Can you answer the age- old question that haunts us all: What’s a normal penis size? I’ve always felt very self-conscious about my size being on the smaller side and would love to feel more comfortable about it. 

“Size Queen” via instinctmagazine.com
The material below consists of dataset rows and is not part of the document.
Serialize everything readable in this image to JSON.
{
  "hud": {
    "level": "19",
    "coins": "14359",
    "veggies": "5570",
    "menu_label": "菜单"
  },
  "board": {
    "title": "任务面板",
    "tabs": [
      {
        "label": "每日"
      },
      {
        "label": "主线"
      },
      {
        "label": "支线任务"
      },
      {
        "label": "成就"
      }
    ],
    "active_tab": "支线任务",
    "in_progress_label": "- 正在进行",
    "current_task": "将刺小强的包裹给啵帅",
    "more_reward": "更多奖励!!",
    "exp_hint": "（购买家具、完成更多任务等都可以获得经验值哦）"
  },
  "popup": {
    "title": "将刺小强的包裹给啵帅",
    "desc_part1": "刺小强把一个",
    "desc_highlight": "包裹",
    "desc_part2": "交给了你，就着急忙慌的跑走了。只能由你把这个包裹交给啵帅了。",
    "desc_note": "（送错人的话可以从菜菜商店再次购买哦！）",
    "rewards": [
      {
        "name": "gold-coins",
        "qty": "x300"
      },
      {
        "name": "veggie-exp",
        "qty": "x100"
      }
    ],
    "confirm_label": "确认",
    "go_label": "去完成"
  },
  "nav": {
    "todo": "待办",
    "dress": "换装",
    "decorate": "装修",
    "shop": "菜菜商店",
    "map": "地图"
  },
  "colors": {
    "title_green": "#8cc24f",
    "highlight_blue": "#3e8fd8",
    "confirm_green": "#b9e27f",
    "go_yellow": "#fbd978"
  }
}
The studies I’ve looked at have the American male population’s average erect penis length falling between 5.3 and 5.9 inches. So basically there are just as many smaller than this length as there are longer. And for what it’s worth, there’s evidence that the smaller the unit, the larger it grows proportionally when erect. In other words, smaller sizes tend to be “growers” while larger sizes tend to be “showers.” Unfortunately, simply knowing the national average probably won’t satisfy your desire to feel more comfortable about your size. I know a lot of guys who are obsessed with their penis being too big. Our “grass is greener” mentality seems to take its toll on all of us and we can’t win for losing. Love your cock, because it deserves to feel great, and forget normal. Neither science nor voodoo has figured out how to actually change the size of a penis— flaccid or erect. So why put yourself through the competitive torture of not “measuring up” when you have absolutely no choice in the matter? Let it go. Play gleefully with the toy you have, and your trouser snake will loyally return the love all the days of your life! —JR
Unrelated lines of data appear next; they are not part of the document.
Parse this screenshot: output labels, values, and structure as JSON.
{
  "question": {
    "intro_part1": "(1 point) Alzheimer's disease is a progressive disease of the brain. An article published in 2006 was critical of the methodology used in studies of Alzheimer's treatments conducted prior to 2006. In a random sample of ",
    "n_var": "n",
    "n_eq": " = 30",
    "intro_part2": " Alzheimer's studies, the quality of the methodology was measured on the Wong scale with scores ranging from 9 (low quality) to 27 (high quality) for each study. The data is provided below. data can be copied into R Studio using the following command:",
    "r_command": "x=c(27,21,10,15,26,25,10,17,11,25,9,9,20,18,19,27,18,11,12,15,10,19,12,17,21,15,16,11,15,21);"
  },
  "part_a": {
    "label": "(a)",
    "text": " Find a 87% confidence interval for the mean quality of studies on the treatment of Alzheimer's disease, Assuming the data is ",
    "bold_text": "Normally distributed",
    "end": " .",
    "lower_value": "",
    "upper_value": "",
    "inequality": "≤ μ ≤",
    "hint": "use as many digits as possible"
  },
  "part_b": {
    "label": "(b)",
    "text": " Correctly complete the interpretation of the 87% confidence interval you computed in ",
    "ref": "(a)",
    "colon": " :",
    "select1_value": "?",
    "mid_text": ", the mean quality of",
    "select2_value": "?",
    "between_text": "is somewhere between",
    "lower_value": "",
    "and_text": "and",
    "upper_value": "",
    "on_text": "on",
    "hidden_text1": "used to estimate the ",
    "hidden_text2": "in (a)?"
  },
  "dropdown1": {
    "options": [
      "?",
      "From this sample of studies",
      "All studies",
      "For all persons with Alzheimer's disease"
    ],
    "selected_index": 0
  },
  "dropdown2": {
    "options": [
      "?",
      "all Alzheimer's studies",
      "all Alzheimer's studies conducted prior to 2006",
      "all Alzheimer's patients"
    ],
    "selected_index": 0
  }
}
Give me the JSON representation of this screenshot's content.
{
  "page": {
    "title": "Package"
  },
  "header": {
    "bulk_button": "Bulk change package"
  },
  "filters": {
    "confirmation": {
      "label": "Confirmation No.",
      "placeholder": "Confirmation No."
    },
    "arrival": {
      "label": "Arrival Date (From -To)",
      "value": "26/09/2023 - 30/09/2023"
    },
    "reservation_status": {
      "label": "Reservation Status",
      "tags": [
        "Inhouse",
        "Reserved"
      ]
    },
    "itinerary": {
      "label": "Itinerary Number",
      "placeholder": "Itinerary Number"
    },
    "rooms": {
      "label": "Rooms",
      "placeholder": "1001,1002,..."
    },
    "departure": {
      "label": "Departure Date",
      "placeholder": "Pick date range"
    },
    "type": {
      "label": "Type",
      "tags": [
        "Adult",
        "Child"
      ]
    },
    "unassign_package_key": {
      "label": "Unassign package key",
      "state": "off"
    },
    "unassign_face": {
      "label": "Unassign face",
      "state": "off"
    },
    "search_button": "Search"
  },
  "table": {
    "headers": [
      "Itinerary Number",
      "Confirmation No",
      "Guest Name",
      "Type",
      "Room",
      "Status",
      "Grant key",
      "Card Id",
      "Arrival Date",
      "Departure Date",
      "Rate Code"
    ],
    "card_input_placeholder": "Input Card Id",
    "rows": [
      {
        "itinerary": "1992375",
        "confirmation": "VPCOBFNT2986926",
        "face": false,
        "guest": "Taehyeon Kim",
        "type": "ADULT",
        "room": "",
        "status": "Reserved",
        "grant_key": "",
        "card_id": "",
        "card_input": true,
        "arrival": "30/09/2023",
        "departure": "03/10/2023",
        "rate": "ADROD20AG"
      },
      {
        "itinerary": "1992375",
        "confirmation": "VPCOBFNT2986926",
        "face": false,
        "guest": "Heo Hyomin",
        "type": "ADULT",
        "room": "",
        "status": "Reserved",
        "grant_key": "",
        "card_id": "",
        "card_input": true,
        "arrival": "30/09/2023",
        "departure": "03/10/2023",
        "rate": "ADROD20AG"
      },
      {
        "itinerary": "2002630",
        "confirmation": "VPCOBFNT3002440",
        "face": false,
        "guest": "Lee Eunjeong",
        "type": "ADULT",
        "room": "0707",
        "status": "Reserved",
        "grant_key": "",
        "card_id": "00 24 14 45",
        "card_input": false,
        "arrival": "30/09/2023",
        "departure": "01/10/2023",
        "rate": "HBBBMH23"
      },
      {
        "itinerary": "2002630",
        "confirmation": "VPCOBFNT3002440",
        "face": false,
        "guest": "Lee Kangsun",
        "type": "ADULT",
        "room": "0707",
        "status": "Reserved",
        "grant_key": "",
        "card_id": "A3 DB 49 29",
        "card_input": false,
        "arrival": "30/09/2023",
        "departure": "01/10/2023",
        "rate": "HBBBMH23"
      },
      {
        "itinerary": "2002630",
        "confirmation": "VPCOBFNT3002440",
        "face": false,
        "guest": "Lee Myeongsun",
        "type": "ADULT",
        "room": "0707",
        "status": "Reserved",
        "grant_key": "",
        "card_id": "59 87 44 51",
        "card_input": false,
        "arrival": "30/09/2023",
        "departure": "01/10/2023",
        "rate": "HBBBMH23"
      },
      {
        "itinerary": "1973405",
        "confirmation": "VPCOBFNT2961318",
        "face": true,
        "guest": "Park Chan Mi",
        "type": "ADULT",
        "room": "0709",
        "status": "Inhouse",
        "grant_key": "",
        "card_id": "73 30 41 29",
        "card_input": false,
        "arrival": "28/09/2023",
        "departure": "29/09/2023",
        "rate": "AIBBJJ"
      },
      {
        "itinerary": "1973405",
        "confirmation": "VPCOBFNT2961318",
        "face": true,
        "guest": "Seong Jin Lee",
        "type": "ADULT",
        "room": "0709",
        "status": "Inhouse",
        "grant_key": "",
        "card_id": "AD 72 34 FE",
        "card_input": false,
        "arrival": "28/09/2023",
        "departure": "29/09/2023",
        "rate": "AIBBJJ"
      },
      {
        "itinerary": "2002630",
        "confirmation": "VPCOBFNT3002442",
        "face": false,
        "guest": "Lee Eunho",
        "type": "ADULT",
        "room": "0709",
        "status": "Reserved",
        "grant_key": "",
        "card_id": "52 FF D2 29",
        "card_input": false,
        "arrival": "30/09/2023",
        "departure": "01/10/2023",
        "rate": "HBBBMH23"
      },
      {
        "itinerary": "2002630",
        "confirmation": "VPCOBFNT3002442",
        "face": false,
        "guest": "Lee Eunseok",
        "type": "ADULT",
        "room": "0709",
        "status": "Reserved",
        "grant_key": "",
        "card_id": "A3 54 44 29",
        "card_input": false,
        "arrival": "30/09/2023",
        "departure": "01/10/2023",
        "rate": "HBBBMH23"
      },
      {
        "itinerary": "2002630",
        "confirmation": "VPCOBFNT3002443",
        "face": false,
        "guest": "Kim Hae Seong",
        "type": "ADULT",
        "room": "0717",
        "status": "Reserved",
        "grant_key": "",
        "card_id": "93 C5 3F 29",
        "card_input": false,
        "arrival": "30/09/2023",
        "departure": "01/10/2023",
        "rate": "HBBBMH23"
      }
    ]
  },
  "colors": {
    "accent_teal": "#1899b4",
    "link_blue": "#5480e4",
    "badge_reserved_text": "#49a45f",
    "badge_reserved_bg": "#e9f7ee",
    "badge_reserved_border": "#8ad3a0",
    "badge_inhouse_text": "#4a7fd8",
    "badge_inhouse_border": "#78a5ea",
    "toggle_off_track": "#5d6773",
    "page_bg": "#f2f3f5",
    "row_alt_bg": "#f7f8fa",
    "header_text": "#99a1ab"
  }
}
Oral Hygiene

I’ve just recently started dating/having sex with a guy who is HIV positive, and I am HIV- negative. I really like him and can see a great relationship forming. We seem to be communicating very well, and I would very much like to stay negative. I am strictly a top, and we have been very safe using condoms for anal and oral sex. We have both discussed that oral sex with a condom is not as much of a pleasurable experience for either of us. Rubber just tastes like rubber, and those flavored lubes have been pretty gross as well. Anal sex for us will always be WITH a condom. I have read that the risk is lower for HIV infection from oral sex but that there is still a risk. I’d like to have hotter oral sex, maybe without a condom…but not convinced it’s worth any possible risk. Any tips or suggestions on how we can improve this situation? 
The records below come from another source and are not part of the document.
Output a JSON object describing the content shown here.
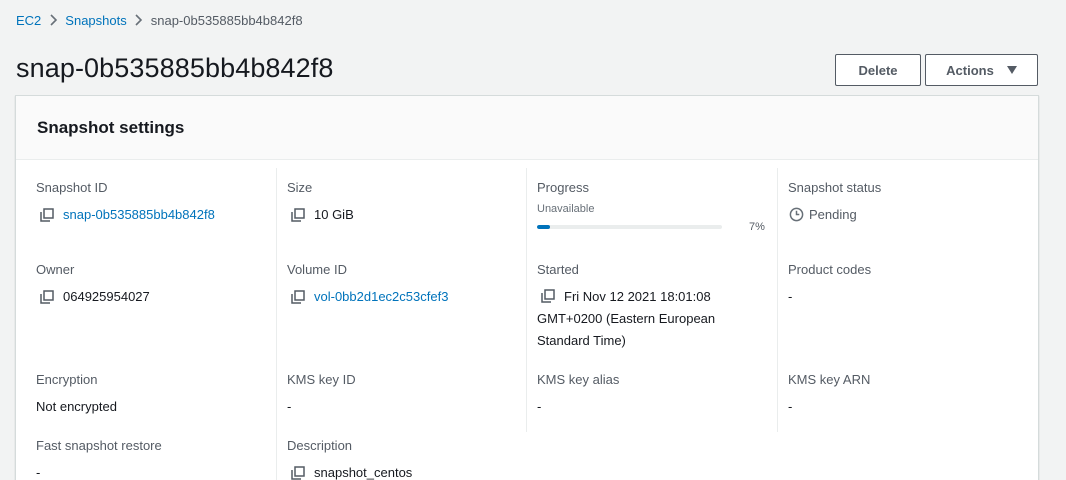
{
  "breadcrumb": {
    "items": [
      "EC2",
      "Snapshots"
    ],
    "current": "snap-0b535885bb4b842f8"
  },
  "header": {
    "title": "snap-0b535885bb4b842f8",
    "delete_label": "Delete",
    "actions_label": "Actions"
  },
  "panel": {
    "title": "Snapshot settings",
    "fields": {
      "snapshot_id": {
        "label": "Snapshot ID",
        "value": "snap-0b535885bb4b842f8"
      },
      "size": {
        "label": "Size",
        "value": "10 GiB"
      },
      "progress": {
        "label": "Progress",
        "sub": "Unavailable",
        "percent": 7,
        "percent_label": "7%"
      },
      "status": {
        "label": "Snapshot status",
        "value": "Pending"
      },
      "owner": {
        "label": "Owner",
        "value": "064925954027"
      },
      "volume_id": {
        "label": "Volume ID",
        "value": "vol-0bb2d1ec2c53cfef3"
      },
      "started": {
        "label": "Started",
        "value": "Fri Nov 12 2021 18:01:08 GMT+0200 (Eastern European Standard Time)"
      },
      "product_codes": {
        "label": "Product codes",
        "value": "-"
      },
      "encryption": {
        "label": "Encryption",
        "value": "Not encrypted"
      },
      "kms_key_id": {
        "label": "KMS key ID",
        "value": "-"
      },
      "kms_key_alias": {
        "label": "KMS key alias",
        "value": "-"
      },
      "kms_key_arn": {
        "label": "KMS key ARN",
        "value": "-"
      },
      "fast_restore": {
        "label": "Fast snapshot restore",
        "value": "-"
      },
      "description": {
        "label": "Description",
        "value": "snapshot_centos"
      }
    }
  },
  "colors": {
    "link": "#0073bb",
    "progress_fill": "#0073bb",
    "text": "#16191f",
    "label": "#545b64"
  }
}
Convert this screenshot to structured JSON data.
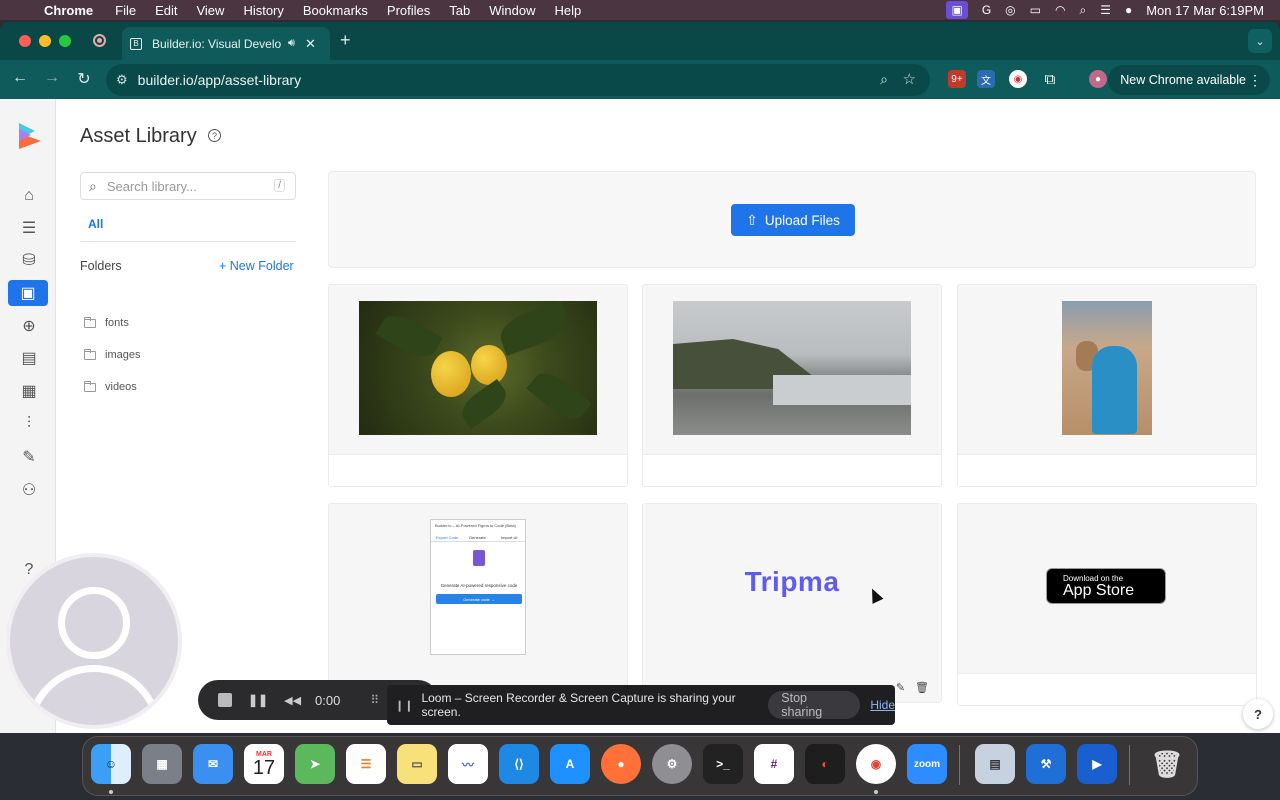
{
  "menubar": {
    "app": "Chrome",
    "menus": [
      "File",
      "Edit",
      "View",
      "History",
      "Bookmarks",
      "Profiles",
      "Tab",
      "Window",
      "Help"
    ],
    "clock": "Mon 17 Mar  6:19PM"
  },
  "browser": {
    "tab_title": "Builder.io: Visual Development",
    "url": "builder.io/app/asset-library",
    "new_chrome_label": "New Chrome available",
    "extension_badge": "9+"
  },
  "page": {
    "title": "Asset Library",
    "search_placeholder": "Search library...",
    "search_shortcut": "/",
    "filter_tab": "All",
    "folders_label": "Folders",
    "new_folder_label": "+ New Folder",
    "folders": [
      "fonts",
      "images",
      "videos"
    ],
    "upload_label": "Upload Files",
    "help_fab": "?"
  },
  "assets": {
    "shot": {
      "header": "Builder.io – AI-Powered Figma to Code (Beta)",
      "tabs": [
        "Export Code",
        "Generate",
        "Import UI"
      ],
      "caption": "Generate AI-powered responsive code",
      "button": "Generate code →"
    },
    "tripma_text": "Tripma",
    "appstore_line1": "Download on the",
    "appstore_line2": "App Store"
  },
  "loom": {
    "timer": "0:00",
    "share_message": "Loom – Screen Recorder & Screen Capture is sharing your screen.",
    "stop_sharing": "Stop sharing",
    "hide": "Hide"
  },
  "dock": {
    "calendar_month": "MAR",
    "calendar_day": "17",
    "zoom_label": "zoom"
  },
  "colors": {
    "accent": "#1e74e8",
    "browser_frame": "#0f5a5a",
    "tripma": "#605dec"
  }
}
Jordan in Orlando, FL

First, I’m glad you’re practicing safer sex and taking the precautions we recommend to protect yourself from HIV. It is true that the risk of contracting HIV from oral sex is much lower than the risk from anal sex. However, unprotected oral sex is not risk-free. Here’s what the Centers for Disease Control says: “Numerous studies have demonstrated that oral sex can result in the transmission of HIV and other STDs. Abstaining from oral, anal and vaginal sex altogether or having sex only with a mutually monogamous uninfected partner are the only ways that individuals can be completely protected from the sexual transmission of HIV. However, by using condoms or other barriers between the mouth and genitals, individuals can reduce their risk of contracting HIV or another STD through oral sex.” If you do decide to have oral sex without using condoms, here are some things you should know: The risk is much higher for the person performing oral sex. It is not very likely that you would contract HIV from your partner performing oral sex on you. However, it is possible, especially if there is blood in his mouth (i.e., from an open sore or bloody gums). If you do perform oral sex on your partner, avoiding contact with semen will reduce your risk. —RB

Leave a Comment